For the critic, like a 90-year-old spinster in an asbestos-walled council flat in Glasgow, time is not on your side. Preconceptions are entirely unavoidable. Assuming your first impression is accurate and valid enough to form the basis of the opinion you shall foist on the world is taken as a right, a necessary evil to satisfying the temporal pressures on the production of your musings.
For S.C.U.M, this is as a problem. Given they are young, literary (the name is borrowed from radical American feminist Valerie Solanas’ manifesto), from East London, related to people in other bands (bassist Huw Webb is Rhys from The Horrors‘ brother) AND dating a Geldof (Pixie, in case some of you were wondering what Bob was up to) the temptation for immediate dismissal is almost overpowering.

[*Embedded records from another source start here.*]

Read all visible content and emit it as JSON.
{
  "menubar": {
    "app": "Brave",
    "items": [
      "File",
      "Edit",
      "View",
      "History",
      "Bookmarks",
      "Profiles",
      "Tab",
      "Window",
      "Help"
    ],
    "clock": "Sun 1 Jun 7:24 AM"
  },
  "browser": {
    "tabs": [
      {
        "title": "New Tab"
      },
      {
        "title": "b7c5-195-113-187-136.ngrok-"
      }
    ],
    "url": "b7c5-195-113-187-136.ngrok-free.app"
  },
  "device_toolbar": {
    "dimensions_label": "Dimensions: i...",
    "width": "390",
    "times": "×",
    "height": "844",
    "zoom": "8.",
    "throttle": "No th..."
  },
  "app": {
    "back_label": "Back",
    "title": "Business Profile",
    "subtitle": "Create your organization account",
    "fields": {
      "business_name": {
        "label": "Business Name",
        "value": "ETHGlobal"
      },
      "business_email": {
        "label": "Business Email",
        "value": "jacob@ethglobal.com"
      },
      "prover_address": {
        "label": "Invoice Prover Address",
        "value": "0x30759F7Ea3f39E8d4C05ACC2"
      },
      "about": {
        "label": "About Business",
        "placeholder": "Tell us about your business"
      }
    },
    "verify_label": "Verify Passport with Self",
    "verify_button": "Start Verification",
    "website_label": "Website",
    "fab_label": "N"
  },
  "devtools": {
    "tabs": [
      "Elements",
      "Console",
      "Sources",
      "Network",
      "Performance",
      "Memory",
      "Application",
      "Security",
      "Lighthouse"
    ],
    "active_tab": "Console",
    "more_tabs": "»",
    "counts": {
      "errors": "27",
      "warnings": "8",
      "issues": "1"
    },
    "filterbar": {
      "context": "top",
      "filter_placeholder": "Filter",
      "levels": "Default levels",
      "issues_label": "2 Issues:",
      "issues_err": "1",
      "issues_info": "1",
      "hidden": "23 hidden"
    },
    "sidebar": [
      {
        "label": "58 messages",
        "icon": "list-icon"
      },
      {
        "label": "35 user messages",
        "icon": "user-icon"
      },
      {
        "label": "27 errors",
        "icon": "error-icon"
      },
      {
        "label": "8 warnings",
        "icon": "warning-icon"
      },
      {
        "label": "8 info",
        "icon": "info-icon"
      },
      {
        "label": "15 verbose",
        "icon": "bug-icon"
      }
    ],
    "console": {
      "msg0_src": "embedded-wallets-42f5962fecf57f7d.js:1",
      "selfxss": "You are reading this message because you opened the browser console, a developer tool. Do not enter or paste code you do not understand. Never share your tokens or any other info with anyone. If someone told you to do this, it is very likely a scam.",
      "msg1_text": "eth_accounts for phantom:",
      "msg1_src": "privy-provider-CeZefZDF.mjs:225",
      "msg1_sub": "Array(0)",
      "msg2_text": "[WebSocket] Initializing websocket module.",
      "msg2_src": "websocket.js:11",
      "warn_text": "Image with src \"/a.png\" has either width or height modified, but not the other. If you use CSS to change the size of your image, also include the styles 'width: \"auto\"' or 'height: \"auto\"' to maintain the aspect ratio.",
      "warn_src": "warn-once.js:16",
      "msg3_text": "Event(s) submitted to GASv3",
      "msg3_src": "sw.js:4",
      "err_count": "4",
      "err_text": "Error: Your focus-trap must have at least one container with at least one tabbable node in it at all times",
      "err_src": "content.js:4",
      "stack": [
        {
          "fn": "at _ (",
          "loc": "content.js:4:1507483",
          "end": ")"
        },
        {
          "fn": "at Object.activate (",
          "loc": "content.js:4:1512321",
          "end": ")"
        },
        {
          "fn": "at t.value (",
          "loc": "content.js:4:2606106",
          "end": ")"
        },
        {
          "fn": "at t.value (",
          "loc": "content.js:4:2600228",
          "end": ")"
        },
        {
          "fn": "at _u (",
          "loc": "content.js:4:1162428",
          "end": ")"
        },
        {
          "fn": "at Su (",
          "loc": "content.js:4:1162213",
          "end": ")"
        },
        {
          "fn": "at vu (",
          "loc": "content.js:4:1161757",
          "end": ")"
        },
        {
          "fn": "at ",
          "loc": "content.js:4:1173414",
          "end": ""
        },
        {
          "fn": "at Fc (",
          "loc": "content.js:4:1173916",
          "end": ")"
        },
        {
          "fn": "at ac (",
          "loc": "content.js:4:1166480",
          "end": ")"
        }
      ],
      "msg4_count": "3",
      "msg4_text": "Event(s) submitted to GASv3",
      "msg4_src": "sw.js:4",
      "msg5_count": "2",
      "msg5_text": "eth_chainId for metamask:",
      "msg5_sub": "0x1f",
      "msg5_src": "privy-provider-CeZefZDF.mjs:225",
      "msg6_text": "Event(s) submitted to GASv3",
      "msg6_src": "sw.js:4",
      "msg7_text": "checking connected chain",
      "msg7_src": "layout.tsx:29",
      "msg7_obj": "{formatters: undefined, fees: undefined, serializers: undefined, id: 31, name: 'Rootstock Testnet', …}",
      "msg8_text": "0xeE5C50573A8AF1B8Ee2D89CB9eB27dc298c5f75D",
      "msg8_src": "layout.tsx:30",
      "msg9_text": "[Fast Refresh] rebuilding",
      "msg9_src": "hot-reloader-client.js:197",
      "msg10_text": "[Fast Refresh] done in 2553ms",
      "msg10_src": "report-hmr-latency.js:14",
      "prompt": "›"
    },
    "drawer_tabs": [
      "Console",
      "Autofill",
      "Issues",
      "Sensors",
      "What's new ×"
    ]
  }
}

To some, given that list of crimes, the decision will be whether to report them to the UN or not, rather than shall-I-shan’t-I-listen. Which is a bit unfair. Because when you give Again Into Eyes a go, you find it’s a lot less easy to dismiss than you might imagine.
Actually, it’s good. It’s occasionally very good. It’s elegant and atmospheric, constructed smartly and more than capable of sustaining interest for the sub 40 minute running time. Plus it doesn’t ever descend into flouncy-sleeved melodrama. Most importantly, it makes a big entrance. The two opening tracks, Faith Unfolds and Days Untrue, unfurl an epic and grandiose set of key ingredients. Swirling synths, portentous vocals and wall-of-sound production.
While that might sound a little like Again Into Eyes has been dramatically shaped by Sunday dinners at the Webb household, as Rhys goes on and on and on about Spaceman 3, The Psychedelic Furs and My Bloody Valentine, there’s no doubt that S.C.U.M do it well.
But what’s especially nice is there are moments on Again Into Eyes that genuinely take you by surprise. Amber Hands has an unexpectedly grinding thrust and drive, more The Stooges than Simple Minds, and Paris is exactly what you thought a modern-day remake of Whiter Shade Of Pale might sound like. (Actually, that one does descend a little into flouncy-sleeved melodrama.)
Regardless, it would be a shame if S.C.U.M cannot escape from the oppressive prison that preconceptions have built, because Again Into Eyes is worthy than a better fate than that. Honestly. It’s well worth a try.